» EXERCISE AIM
Report back the lines in this listing that carry the string "title".
== EXTRACTED INFORMATION ==
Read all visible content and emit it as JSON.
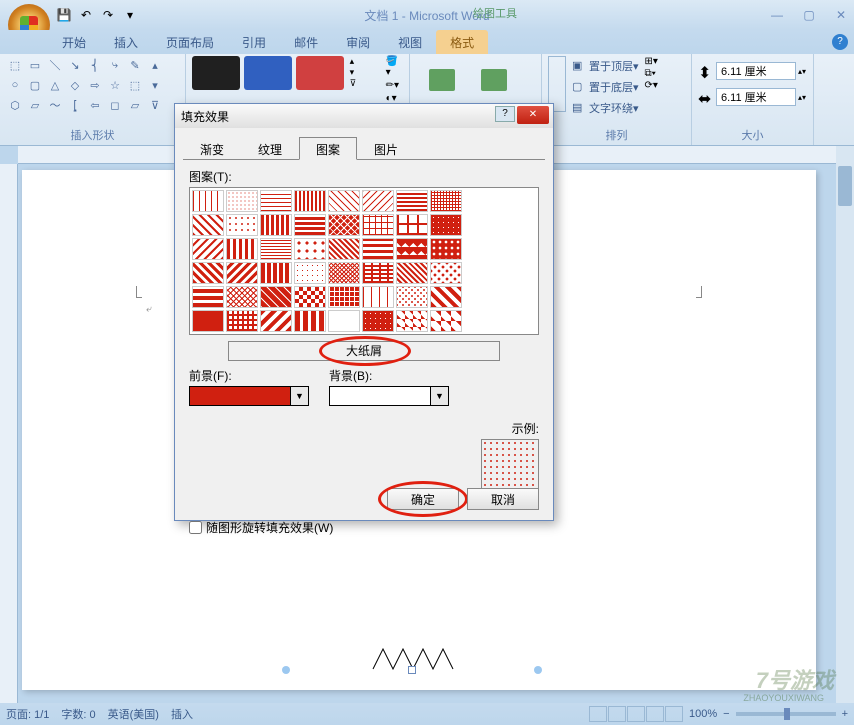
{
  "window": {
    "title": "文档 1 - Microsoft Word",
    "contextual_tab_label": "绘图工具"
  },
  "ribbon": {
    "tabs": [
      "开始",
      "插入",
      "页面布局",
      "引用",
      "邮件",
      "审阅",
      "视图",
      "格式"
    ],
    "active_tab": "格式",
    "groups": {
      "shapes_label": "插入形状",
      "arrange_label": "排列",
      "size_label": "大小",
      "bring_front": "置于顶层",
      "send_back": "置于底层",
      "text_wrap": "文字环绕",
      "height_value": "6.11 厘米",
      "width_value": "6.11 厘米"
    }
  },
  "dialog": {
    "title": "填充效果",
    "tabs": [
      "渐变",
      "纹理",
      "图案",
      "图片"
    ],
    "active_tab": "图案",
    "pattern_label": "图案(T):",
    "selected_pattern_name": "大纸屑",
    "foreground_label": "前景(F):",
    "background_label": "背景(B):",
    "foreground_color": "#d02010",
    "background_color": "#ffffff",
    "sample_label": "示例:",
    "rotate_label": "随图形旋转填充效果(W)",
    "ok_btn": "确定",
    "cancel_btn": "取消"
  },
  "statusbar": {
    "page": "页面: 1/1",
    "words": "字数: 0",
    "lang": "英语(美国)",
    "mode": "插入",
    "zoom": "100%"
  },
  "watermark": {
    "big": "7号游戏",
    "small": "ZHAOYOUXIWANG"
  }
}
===
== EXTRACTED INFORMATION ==
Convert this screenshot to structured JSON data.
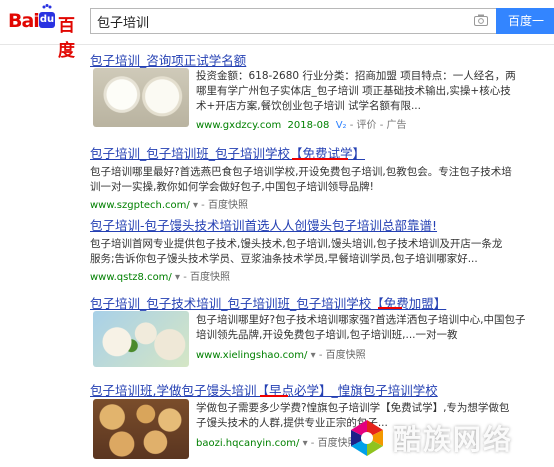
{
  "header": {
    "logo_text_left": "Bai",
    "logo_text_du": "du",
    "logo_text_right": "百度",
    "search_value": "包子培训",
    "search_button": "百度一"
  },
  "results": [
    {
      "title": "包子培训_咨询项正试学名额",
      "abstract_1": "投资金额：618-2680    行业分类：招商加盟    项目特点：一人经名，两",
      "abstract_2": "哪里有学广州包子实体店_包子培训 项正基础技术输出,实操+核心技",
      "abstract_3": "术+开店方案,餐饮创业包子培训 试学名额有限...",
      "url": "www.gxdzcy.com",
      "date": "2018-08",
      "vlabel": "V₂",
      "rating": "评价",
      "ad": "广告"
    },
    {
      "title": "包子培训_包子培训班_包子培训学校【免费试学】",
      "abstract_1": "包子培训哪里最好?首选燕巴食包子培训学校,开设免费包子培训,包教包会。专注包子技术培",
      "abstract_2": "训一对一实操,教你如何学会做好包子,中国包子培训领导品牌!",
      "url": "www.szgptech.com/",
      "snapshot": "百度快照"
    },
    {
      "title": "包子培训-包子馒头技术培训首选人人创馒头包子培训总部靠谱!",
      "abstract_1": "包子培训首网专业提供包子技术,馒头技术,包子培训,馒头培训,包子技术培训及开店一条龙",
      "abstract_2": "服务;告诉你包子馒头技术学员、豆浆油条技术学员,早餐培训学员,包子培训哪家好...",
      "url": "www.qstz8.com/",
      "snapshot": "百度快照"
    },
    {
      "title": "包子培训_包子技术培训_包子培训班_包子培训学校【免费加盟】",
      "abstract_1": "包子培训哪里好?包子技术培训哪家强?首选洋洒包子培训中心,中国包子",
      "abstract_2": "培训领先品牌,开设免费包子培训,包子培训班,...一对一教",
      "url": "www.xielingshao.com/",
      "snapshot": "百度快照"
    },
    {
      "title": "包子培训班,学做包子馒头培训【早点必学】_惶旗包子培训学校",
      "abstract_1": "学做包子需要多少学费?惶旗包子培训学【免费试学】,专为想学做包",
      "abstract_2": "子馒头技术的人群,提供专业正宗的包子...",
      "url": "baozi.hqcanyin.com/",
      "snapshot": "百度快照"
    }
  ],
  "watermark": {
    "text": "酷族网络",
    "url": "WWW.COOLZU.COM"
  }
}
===
» WRITTEN SOLUTION
    "title": "文档 1 - Microsoft Word",
    "title": "填充效果",
      "title": "包子培训_咨询项正试学名额",
      "title": "包子培训_包子培训班_包子培训学校【免费试学】",
      "title": "包子培训-包子馒头技术培训首选人人创馒头包子培训总部靠谱!",
      "title": "包子培训_包子技术培训_包子培训班_包子培训学校【免费加盟】",
      "title": "包子培训班,学做包子馒头培训【早点必学】_惶旗包子培训学校",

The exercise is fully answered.